Rates remain low for home loans, though are creeping up steadily and home values are on the rise as the percentage of properties for sale which are foreclosures, bank-owned, and short sales falls. With less distressed properties pushing down prices, home prices are going up. This, not to mention the fact that banks are wanting to add to their book business in order to move on from the lingering effects of the national economic downturn.
What you might not know is the fact that financial institutions, especially banks, are still in a state of recovery because they are dealing with the lasting effects of defaulted debt instruments. Hundreds of millions of dollars in defaulted mortgages, business loans, lines of credit, car loans, and more went unpaid by hundreds of thousands consumers. However, though banks are eager to make new loans, they are quite cautious about who they approve, and, will turn down some home loan applicants.
Your Debt-to-Income Ratio
One of the best measurements of how much you can afford in the form of a home loan is your DTI or Debt to Income ratio. This figure is the difference between your gross monthly income and your monthly obligations. Lenders like to see that number under 43 percent, but prefer it to be about 35 percent because it gives borrowers room.
“Evidence from studies of mortgage loans suggest that borrowers with a higher debt-to-income ratio are more likely to run into trouble making monthly payments. The 43 percent debt-to-income ratio is important because, in most cases, that is the highest ratio a borrower can have and still get a Qualified Mortgage.” —Consumer Financial Protection Bureau
Among a wave of new federal banking regulations and consumer protection efforts, borrowers with a debt to income ratio of more than 43 percent, even with sterling credit and a hefty down payment likely will not qualify for a mortgage.
This means, of course, that it’s quite important to get your DTI in check and lower it as much as possible. Doing that starts with paying off lines of credit, building up your savings account, and streamlining other monthly obligations. A new car loan will inflate your DTI, and, that’s a bad thing.

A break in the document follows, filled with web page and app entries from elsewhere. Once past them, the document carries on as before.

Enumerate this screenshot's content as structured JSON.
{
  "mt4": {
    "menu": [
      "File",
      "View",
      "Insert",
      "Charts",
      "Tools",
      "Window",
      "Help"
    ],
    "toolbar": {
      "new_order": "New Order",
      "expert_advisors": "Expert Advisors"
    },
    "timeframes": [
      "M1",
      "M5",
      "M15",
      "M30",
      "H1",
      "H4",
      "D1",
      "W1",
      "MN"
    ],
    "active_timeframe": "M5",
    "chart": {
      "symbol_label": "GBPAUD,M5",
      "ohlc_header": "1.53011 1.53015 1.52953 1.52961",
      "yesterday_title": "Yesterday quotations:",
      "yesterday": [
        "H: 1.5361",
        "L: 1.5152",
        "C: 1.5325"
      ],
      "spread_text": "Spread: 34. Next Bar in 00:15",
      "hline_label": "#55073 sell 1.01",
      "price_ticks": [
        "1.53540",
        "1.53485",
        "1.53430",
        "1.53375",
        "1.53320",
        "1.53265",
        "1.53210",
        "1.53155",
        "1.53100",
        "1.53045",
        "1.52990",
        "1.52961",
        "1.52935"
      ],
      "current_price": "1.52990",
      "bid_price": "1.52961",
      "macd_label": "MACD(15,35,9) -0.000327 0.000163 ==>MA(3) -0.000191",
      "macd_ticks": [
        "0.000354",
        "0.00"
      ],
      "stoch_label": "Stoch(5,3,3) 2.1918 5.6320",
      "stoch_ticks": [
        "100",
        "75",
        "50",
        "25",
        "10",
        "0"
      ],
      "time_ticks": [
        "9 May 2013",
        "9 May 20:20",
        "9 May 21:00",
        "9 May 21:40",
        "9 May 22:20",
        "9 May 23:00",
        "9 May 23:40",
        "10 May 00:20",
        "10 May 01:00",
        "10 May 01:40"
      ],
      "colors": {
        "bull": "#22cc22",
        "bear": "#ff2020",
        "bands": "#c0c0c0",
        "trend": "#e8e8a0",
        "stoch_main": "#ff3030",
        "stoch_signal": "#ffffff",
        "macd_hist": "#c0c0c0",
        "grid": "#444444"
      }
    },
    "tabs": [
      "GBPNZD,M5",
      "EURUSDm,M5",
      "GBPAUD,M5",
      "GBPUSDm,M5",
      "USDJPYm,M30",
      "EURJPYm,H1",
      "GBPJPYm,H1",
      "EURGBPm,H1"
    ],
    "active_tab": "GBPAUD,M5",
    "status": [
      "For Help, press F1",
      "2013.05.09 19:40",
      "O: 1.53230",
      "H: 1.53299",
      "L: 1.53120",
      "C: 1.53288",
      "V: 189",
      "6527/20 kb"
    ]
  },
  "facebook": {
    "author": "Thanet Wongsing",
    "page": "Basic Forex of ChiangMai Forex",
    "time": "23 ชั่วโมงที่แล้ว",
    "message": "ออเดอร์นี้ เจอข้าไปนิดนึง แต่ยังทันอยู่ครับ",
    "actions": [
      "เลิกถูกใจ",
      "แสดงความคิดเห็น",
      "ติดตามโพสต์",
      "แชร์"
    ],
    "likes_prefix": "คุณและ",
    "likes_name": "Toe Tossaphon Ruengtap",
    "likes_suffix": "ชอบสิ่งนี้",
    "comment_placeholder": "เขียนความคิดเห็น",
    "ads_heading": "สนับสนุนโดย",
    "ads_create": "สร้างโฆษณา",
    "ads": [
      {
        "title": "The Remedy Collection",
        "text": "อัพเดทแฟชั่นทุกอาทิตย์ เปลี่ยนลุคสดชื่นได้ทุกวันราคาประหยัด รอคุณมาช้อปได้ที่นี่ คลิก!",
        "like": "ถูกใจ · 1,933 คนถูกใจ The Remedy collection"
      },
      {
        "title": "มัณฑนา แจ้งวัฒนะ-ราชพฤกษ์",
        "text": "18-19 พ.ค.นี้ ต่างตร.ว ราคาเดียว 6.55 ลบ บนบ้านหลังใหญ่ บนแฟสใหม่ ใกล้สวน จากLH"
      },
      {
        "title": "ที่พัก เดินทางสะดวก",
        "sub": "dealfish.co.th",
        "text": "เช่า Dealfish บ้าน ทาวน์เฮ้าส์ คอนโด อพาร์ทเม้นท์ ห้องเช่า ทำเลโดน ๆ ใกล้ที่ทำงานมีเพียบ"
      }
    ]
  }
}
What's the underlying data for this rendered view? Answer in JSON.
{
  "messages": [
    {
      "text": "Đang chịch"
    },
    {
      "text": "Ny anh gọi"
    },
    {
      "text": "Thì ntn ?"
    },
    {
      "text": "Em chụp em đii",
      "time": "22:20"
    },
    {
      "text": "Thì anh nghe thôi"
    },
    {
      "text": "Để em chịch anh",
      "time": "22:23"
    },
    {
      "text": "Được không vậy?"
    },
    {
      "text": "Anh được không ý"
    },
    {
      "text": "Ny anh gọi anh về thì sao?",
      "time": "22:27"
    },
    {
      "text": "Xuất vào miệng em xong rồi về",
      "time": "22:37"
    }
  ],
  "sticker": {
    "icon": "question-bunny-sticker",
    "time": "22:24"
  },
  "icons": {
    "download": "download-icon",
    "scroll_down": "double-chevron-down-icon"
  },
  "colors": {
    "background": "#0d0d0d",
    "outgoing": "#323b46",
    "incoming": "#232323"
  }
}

Your Credit File, Score, and Mortgage Approval
To improve your credit score, you’ll have to review each report produced by the three credit bureaus: Experian, Equifax, and TransUnion. Your credit reports can be obtained free of charge once a year through Annual Credit Report.com.
You’ll want to go over each one with a fine-tooth comb and mail in letters, along with proof for each dispute on your report. Do not use the online dispute system because they do not contain enough space to explain the situation and not enough space to include proof of inaccuracies.
Of course, a car loan can be a good thing to improve your credit score; but, it has to be “aged”. In other words, if you’re considering applying for a home loan, wait at least twelve months after financing a new car. This will up your credit score and put at least some of the balance obligation behind.
It’s best to wait longer, about halfway into the loan or longer, to take time to payoff lines of credit and build-up your savings. Frankly, a high monthly car payment can do a lot to keep you from qualifying for a mortgage. For instance, a payment of $430 can reduce your borrowing power by as much as $100,000.